But I’ve discovered something recently: 

God doesn’t make bit players.

Time and time again across the pages of Scripture you see it- a man with a stutter who says ‘yes’ to God and ransoms millions of his people;  a brave, young shepherd with a song in his heart who’s annointed king;  a prostitute who takes a step of faith and God writes her into the lineage of Christ  -people so easily dismissed by this world and yet they believed in a bigger story.

Every story has an author.  And if it’s true that we are part of a grander story, then we need a writer-  not just any writer, but one that can scan across the pages of time.  We need an author with an overarching plan and purpose who can weave billions of people, personalities and passions  into a plot. 

Acts 17:26-27 says, “God began by making one person, and from him came all the different people who live everywhere in the world.  [the cast!]  God decided exactly when and where they must live. [the stage is set!] God wanted them to look for him and perhaps search all around for him and find him [the plot unfolds!], though he is not far from any of us:  We live in him.  We walk in him.  We are in him.”

Psalm 139:1-10, 13-16  “Lord, you have examined me and know all about me.  You know when I sit down and when I get up.  You know my thoughts before I think them.  You know where I go and where I lie down.  You know thoroughly everything I do.  Lord, even before I say a word, you already know it.  You are all around me- in front and in back- and have put your hand on me.  Your knowledge is amazing to me;  it is more than I can understand. 

Where can I go to get away from your Spirit?  Where can I run from you?  If I go up to the heavens, you are there.  If I lie down in the grave you are there.  If I rise with the sun in the east and settle in the west beyond the sea, even there you would guide me.  With your right hand you would hold me. ..
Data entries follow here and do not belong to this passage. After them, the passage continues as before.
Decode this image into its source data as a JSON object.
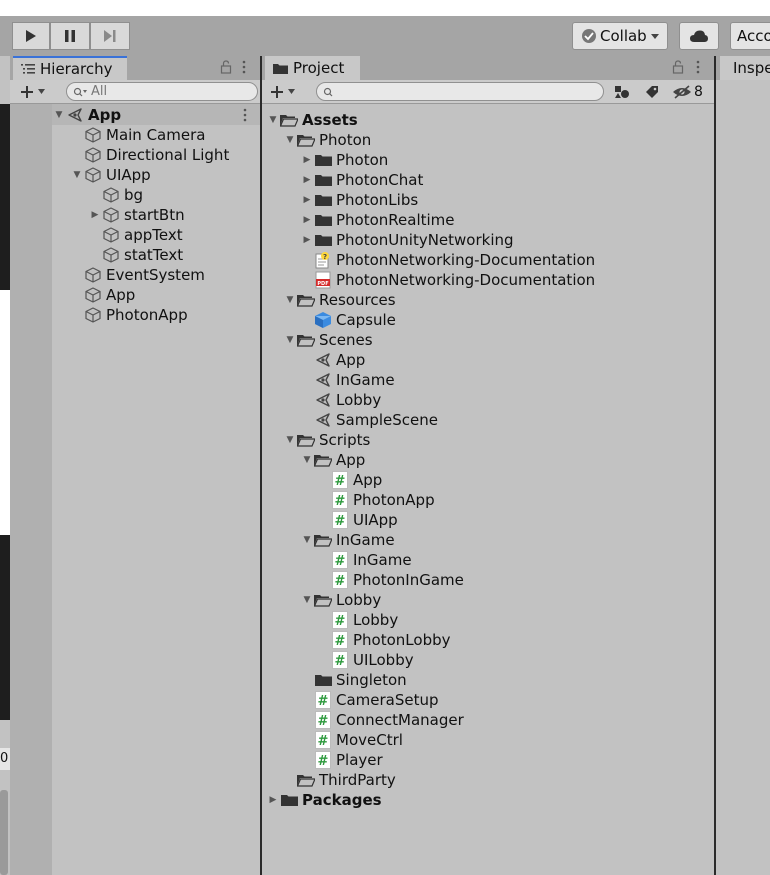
{
  "toolbar": {
    "collab_label": "Collab",
    "account_label": "Account"
  },
  "hierarchy": {
    "tab_label": "Hierarchy",
    "search_placeholder": "All",
    "items": [
      {
        "label": "App",
        "depth": 0,
        "arrow": "down",
        "icon": "scene",
        "bold": true
      },
      {
        "label": "Main Camera",
        "depth": 1,
        "arrow": "none",
        "icon": "cube"
      },
      {
        "label": "Directional Light",
        "depth": 1,
        "arrow": "none",
        "icon": "cube"
      },
      {
        "label": "UIApp",
        "depth": 1,
        "arrow": "down",
        "icon": "cube"
      },
      {
        "label": "bg",
        "depth": 2,
        "arrow": "none",
        "icon": "cube"
      },
      {
        "label": "startBtn",
        "depth": 2,
        "arrow": "right",
        "icon": "cube"
      },
      {
        "label": "appText",
        "depth": 2,
        "arrow": "none",
        "icon": "cube"
      },
      {
        "label": "statText",
        "depth": 2,
        "arrow": "none",
        "icon": "cube"
      },
      {
        "label": "EventSystem",
        "depth": 1,
        "arrow": "none",
        "icon": "cube"
      },
      {
        "label": "App",
        "depth": 1,
        "arrow": "none",
        "icon": "cube"
      },
      {
        "label": "PhotonApp",
        "depth": 1,
        "arrow": "none",
        "icon": "cube"
      }
    ]
  },
  "project": {
    "tab_label": "Project",
    "hidden_count": "8",
    "items": [
      {
        "label": "Assets",
        "depth": 0,
        "arrow": "down",
        "icon": "folder-open",
        "bold": true
      },
      {
        "label": "Photon",
        "depth": 1,
        "arrow": "down",
        "icon": "folder-open"
      },
      {
        "label": "Photon",
        "depth": 2,
        "arrow": "right",
        "icon": "folder"
      },
      {
        "label": "PhotonChat",
        "depth": 2,
        "arrow": "right",
        "icon": "folder"
      },
      {
        "label": "PhotonLibs",
        "depth": 2,
        "arrow": "right",
        "icon": "folder"
      },
      {
        "label": "PhotonRealtime",
        "depth": 2,
        "arrow": "right",
        "icon": "folder"
      },
      {
        "label": "PhotonUnityNetworking",
        "depth": 2,
        "arrow": "right",
        "icon": "folder"
      },
      {
        "label": "PhotonNetworking-Documentation",
        "depth": 2,
        "arrow": "none",
        "icon": "doc"
      },
      {
        "label": "PhotonNetworking-Documentation",
        "depth": 2,
        "arrow": "none",
        "icon": "pdf"
      },
      {
        "label": "Resources",
        "depth": 1,
        "arrow": "down",
        "icon": "folder-open"
      },
      {
        "label": "Capsule",
        "depth": 2,
        "arrow": "none",
        "icon": "prefab"
      },
      {
        "label": "Scenes",
        "depth": 1,
        "arrow": "down",
        "icon": "folder-open"
      },
      {
        "label": "App",
        "depth": 2,
        "arrow": "none",
        "icon": "scene"
      },
      {
        "label": "InGame",
        "depth": 2,
        "arrow": "none",
        "icon": "scene"
      },
      {
        "label": "Lobby",
        "depth": 2,
        "arrow": "none",
        "icon": "scene"
      },
      {
        "label": "SampleScene",
        "depth": 2,
        "arrow": "none",
        "icon": "scene"
      },
      {
        "label": "Scripts",
        "depth": 1,
        "arrow": "down",
        "icon": "folder-open"
      },
      {
        "label": "App",
        "depth": 2,
        "arrow": "down",
        "icon": "folder-open"
      },
      {
        "label": "App",
        "depth": 3,
        "arrow": "none",
        "icon": "script"
      },
      {
        "label": "PhotonApp",
        "depth": 3,
        "arrow": "none",
        "icon": "script"
      },
      {
        "label": "UIApp",
        "depth": 3,
        "arrow": "none",
        "icon": "script"
      },
      {
        "label": "InGame",
        "depth": 2,
        "arrow": "down",
        "icon": "folder-open"
      },
      {
        "label": "InGame",
        "depth": 3,
        "arrow": "none",
        "icon": "script"
      },
      {
        "label": "PhotonInGame",
        "depth": 3,
        "arrow": "none",
        "icon": "script"
      },
      {
        "label": "Lobby",
        "depth": 2,
        "arrow": "down",
        "icon": "folder-open"
      },
      {
        "label": "Lobby",
        "depth": 3,
        "arrow": "none",
        "icon": "script"
      },
      {
        "label": "PhotonLobby",
        "depth": 3,
        "arrow": "none",
        "icon": "script"
      },
      {
        "label": "UILobby",
        "depth": 3,
        "arrow": "none",
        "icon": "script"
      },
      {
        "label": "Singleton",
        "depth": 2,
        "arrow": "none",
        "icon": "folder"
      },
      {
        "label": "CameraSetup",
        "depth": 2,
        "arrow": "none",
        "icon": "script"
      },
      {
        "label": "ConnectManager",
        "depth": 2,
        "arrow": "none",
        "icon": "script"
      },
      {
        "label": "MoveCtrl",
        "depth": 2,
        "arrow": "none",
        "icon": "script"
      },
      {
        "label": "Player",
        "depth": 2,
        "arrow": "none",
        "icon": "script"
      },
      {
        "label": "ThirdParty",
        "depth": 1,
        "arrow": "none",
        "icon": "folder-open"
      },
      {
        "label": "Packages",
        "depth": 0,
        "arrow": "right",
        "icon": "folder",
        "bold": true
      }
    ]
  },
  "inspector": {
    "tab_label": "Inspector"
  },
  "left_edge": {
    "bottom_value": "0"
  }
}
You made my whole being;  you formed me in my mother’s body.  I praise you because you made me in an amazing and wonderful way.  What you have done is wonderful.  I know this very well.  You saw my bones being formed as I took shape in my mother’s body.  When I was put together there, you saw my body as it was formed.  All the days planned for me were written in your book before I was one day old.”

The Author knows His characters, inside and out.  He created them just so.  But here’s the difference:  these characters have choices, ones He doesn’t get to make.   But ever true to the purpose, He continues to write.  He weaves.  The good and the bad.  The triumphs and defeats.  The blessings and consequences.  The Master Author uses them all in the script.  Though the characters have flaws, He weaves poetry.  And every word points to Him because He’s the happy ending.   

He wrote me in the story- me the infant;  me the wife and mom;  me the procrastinator, doughnut-lover, head-in-the-clouds dreamer. 

But I get to pick the part I play. 

That’s what free will is.  I can choose to live like I’m not part of my story, this world’s story, His story.  I can pretend that I’m writing my own life, every bit of it. 

But when I look around, I know I haven’t written the smell of lilacs, the majesty of the ocean or my daughter’s fiery personality.  He wrote those.  He wrote me.  He knows me like no one knows me.  And as a pretty darn good author, He has a pretty darn good idea what my story can look like when I insert myself into the part He wrote for me.  It’s a perfect part.  Star status.  No one else can play it like me.  No one else can play it but me.  So will I?

I guess I need to start reading my lines.